**Work to complete**: Retype all entries exactly, skipping pictures.

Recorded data
= = = = = = =
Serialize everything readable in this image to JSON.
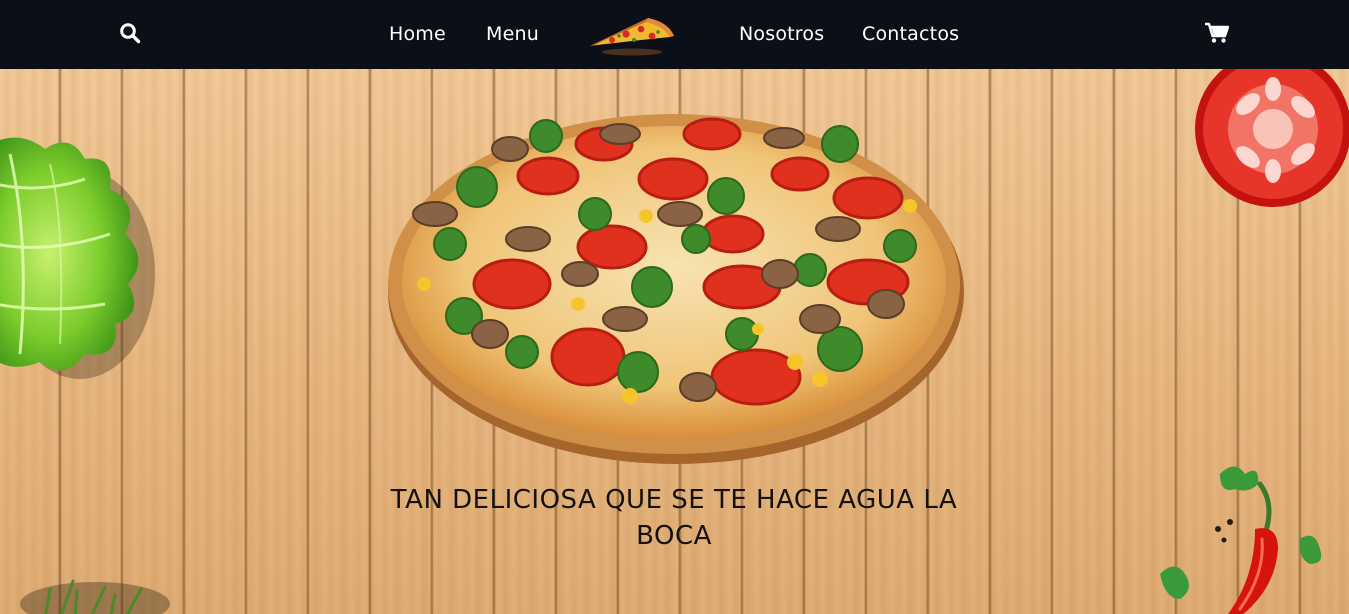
{
  "nav": {
    "links": [
      "Home",
      "Menu",
      "Nosotros",
      "Contactos"
    ],
    "search_icon": "search-icon",
    "cart_icon": "shopping-cart-icon",
    "logo": "pizza-slice-logo"
  },
  "hero": {
    "headline": "TAN DELICIOSA QUE SE TE HACE AGUA LA BOCA"
  },
  "colors": {
    "navbar": "#0b0f17",
    "nav_text": "#ffffff",
    "wood": "#e7b982",
    "headline": "#15110d"
  }
}
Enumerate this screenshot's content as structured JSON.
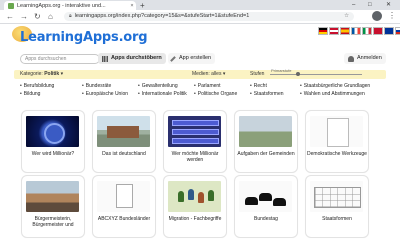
{
  "browser": {
    "tab_title": "LearningApps.org - interaktive und...",
    "new_tab": "+",
    "url": "learningapps.org/index.php?category=15&s=&stufeStart=1&stufeEnd=1",
    "window_controls": [
      "–",
      "□",
      "✕"
    ]
  },
  "header": {
    "logo": "LearningApps.org",
    "flag_colors": [
      "#c8102e",
      "#000000",
      "#f1bf00",
      "#0055a4",
      "#009246",
      "#c8102e",
      "#003399"
    ]
  },
  "toolbar": {
    "search_placeholder": "Apps durchsuchen",
    "browse_label": "Apps durchstöbern",
    "create_label": "App erstellen",
    "login_label": "Anmelden"
  },
  "filter": {
    "category_prefix": "Kategorie:",
    "category_value": "Politik",
    "media_label": "Medien: alles",
    "levels_label": "Stufen",
    "slider_label": "Primarstufe"
  },
  "categories": {
    "col1": [
      "Berufsbildung",
      "Bildung"
    ],
    "col2": [
      "Bundesräte",
      "Europäische Union"
    ],
    "col3": [
      "Gewaltenteilung",
      "Internationale Politik"
    ],
    "col4": [
      "Parlament",
      "Politische Organe"
    ],
    "col5": [
      "Recht",
      "Staatsformen"
    ],
    "col6": [
      "Staatsbürgerliche Grundlagen",
      "Wahlen und Abstimmungen"
    ]
  },
  "apps": [
    {
      "title": "Wer wird Millionär?"
    },
    {
      "title": "Das ist deutschland"
    },
    {
      "title": "Wer möchte Millionär werden"
    },
    {
      "title": "Aufgaben der Gemeinden"
    },
    {
      "title": "Demokratische Werkzeuge"
    },
    {
      "title": "Bürgermeisterin, Bürgermeister und"
    },
    {
      "title": "ABCXYZ Bundesländer"
    },
    {
      "title": "Migration - Fachbegriffe"
    },
    {
      "title": "Bundestag"
    },
    {
      "title": "Staatsformen"
    }
  ],
  "colors": {
    "brand_blue": "#1f6fd6",
    "filter_bg": "#fbf3c3"
  }
}
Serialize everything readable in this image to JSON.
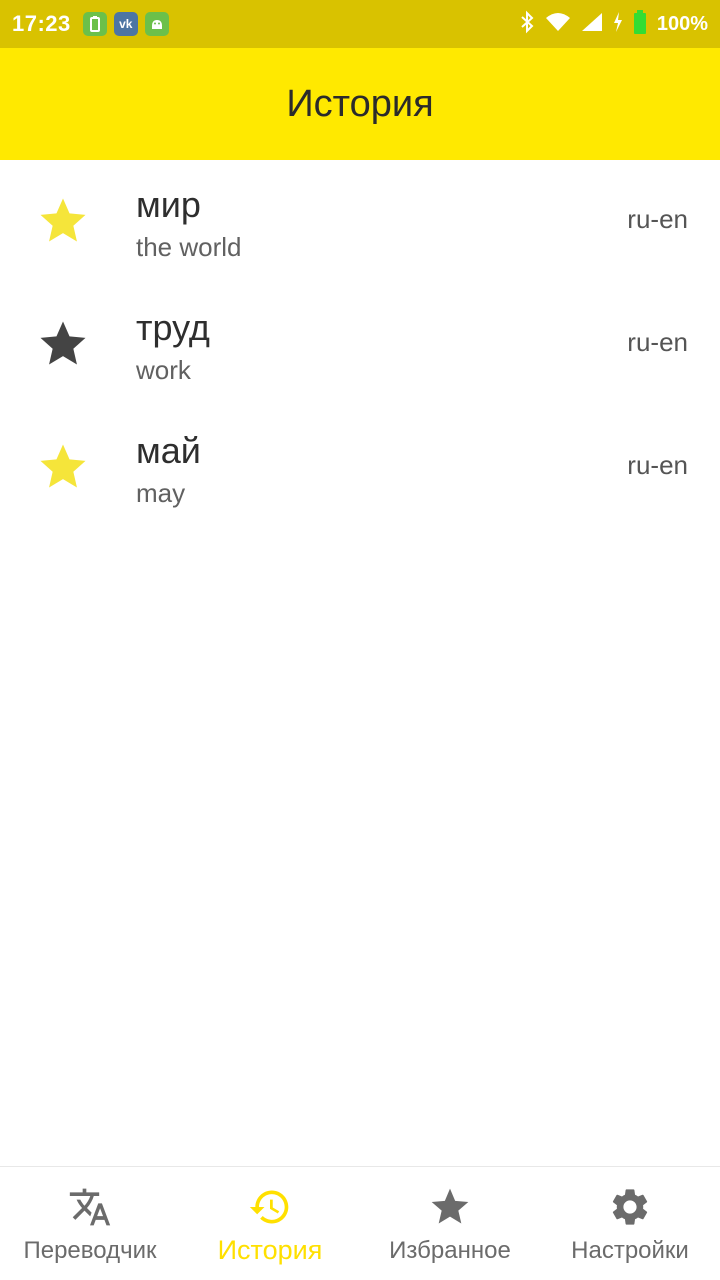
{
  "status_bar": {
    "time": "17:23",
    "battery": "100%",
    "notification_icons": [
      "battery-app-icon",
      "vk-icon",
      "android-icon"
    ],
    "vk_label": "vk"
  },
  "app_bar": {
    "title": "История"
  },
  "history": {
    "items": [
      {
        "word": "мир",
        "translation": "the world",
        "lang": "ru-en",
        "favorite": true
      },
      {
        "word": "труд",
        "translation": "work",
        "lang": "ru-en",
        "favorite": false
      },
      {
        "word": "май",
        "translation": "may",
        "lang": "ru-en",
        "favorite": true
      }
    ]
  },
  "bottom_nav": {
    "items": [
      {
        "label": "Переводчик",
        "icon": "translate-icon",
        "active": false
      },
      {
        "label": "История",
        "icon": "history-icon",
        "active": true
      },
      {
        "label": "Избранное",
        "icon": "star-icon",
        "active": false
      },
      {
        "label": "Настройки",
        "icon": "gear-icon",
        "active": false
      }
    ]
  },
  "colors": {
    "status_bar": "#d9c200",
    "app_bar": "#ffe900",
    "star_favorite": "#f5e53a",
    "star_default": "#444444",
    "nav_active": "#ffe000",
    "nav_inactive": "#6b6b6b"
  }
}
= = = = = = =
**Response to this exercise**:
Serialize everything readable in this image to JSON.
{
  "nav": {
    "links": [
      "Home",
      "Menu",
      "Nosotros",
      "Contactos"
    ],
    "search_icon": "search-icon",
    "cart_icon": "shopping-cart-icon",
    "logo": "pizza-slice-logo"
  },
  "hero": {
    "headline": "TAN DELICIOSA QUE SE TE HACE AGUA LA BOCA"
  },
  "colors": {
    "navbar": "#0b0f17",
    "nav_text": "#ffffff",
    "wood": "#e7b982",
    "headline": "#15110d"
  }
}
Enumerate this screenshot's content as structured JSON.
{
  "browser": {
    "tab_title": "LearningApps.org - interaktive und...",
    "new_tab": "+",
    "url": "learningapps.org/index.php?category=15&s=&stufeStart=1&stufeEnd=1",
    "window_controls": [
      "–",
      "□",
      "✕"
    ]
  },
  "header": {
    "logo": "LearningApps.org",
    "flag_colors": [
      "#c8102e",
      "#000000",
      "#f1bf00",
      "#0055a4",
      "#009246",
      "#c8102e",
      "#003399"
    ]
  },
  "toolbar": {
    "search_placeholder": "Apps durchsuchen",
    "browse_label": "Apps durchstöbern",
    "create_label": "App erstellen",
    "login_label": "Anmelden"
  },
  "filter": {
    "category_prefix": "Kategorie:",
    "category_value": "Politik",
    "media_label": "Medien: alles",
    "levels_label": "Stufen",
    "slider_label": "Primarstufe"
  },
  "categories": {
    "col1": [
      "Berufsbildung",
      "Bildung"
    ],
    "col2": [
      "Bundesräte",
      "Europäische Union"
    ],
    "col3": [
      "Gewaltenteilung",
      "Internationale Politik"
    ],
    "col4": [
      "Parlament",
      "Politische Organe"
    ],
    "col5": [
      "Recht",
      "Staatsformen"
    ],
    "col6": [
      "Staatsbürgerliche Grundlagen",
      "Wahlen und Abstimmungen"
    ]
  },
  "apps": [
    {
      "title": "Wer wird Millionär?"
    },
    {
      "title": "Das ist deutschland"
    },
    {
      "title": "Wer möchte Millionär werden"
    },
    {
      "title": "Aufgaben der Gemeinden"
    },
    {
      "title": "Demokratische Werkzeuge"
    },
    {
      "title": "Bürgermeisterin, Bürgermeister und"
    },
    {
      "title": "ABCXYZ Bundesländer"
    },
    {
      "title": "Migration - Fachbegriffe"
    },
    {
      "title": "Bundestag"
    },
    {
      "title": "Staatsformen"
    }
  ],
  "colors": {
    "brand_blue": "#1f6fd6",
    "filter_bg": "#fbf3c3"
  }
}
Serialize everything readable in this image to JSON.
{
  "status_bar": {
    "time": "17:23",
    "battery": "100%",
    "notification_icons": [
      "battery-app-icon",
      "vk-icon",
      "android-icon"
    ],
    "vk_label": "vk"
  },
  "app_bar": {
    "title": "История"
  },
  "history": {
    "items": [
      {
        "word": "мир",
        "translation": "the world",
        "lang": "ru-en",
        "favorite": true
      },
      {
        "word": "труд",
        "translation": "work",
        "lang": "ru-en",
        "favorite": false
      },
      {
        "word": "май",
        "translation": "may",
        "lang": "ru-en",
        "favorite": true
      }
    ]
  },
  "bottom_nav": {
    "items": [
      {
        "label": "Переводчик",
        "icon": "translate-icon",
        "active": false
      },
      {
        "label": "История",
        "icon": "history-icon",
        "active": true
      },
      {
        "label": "Избранное",
        "icon": "star-icon",
        "active": false
      },
      {
        "label": "Настройки",
        "icon": "gear-icon",
        "active": false
      }
    ]
  },
  "colors": {
    "status_bar": "#d9c200",
    "app_bar": "#ffe900",
    "star_favorite": "#f5e53a",
    "star_default": "#444444",
    "nav_active": "#ffe000",
    "nav_inactive": "#6b6b6b"
  }
}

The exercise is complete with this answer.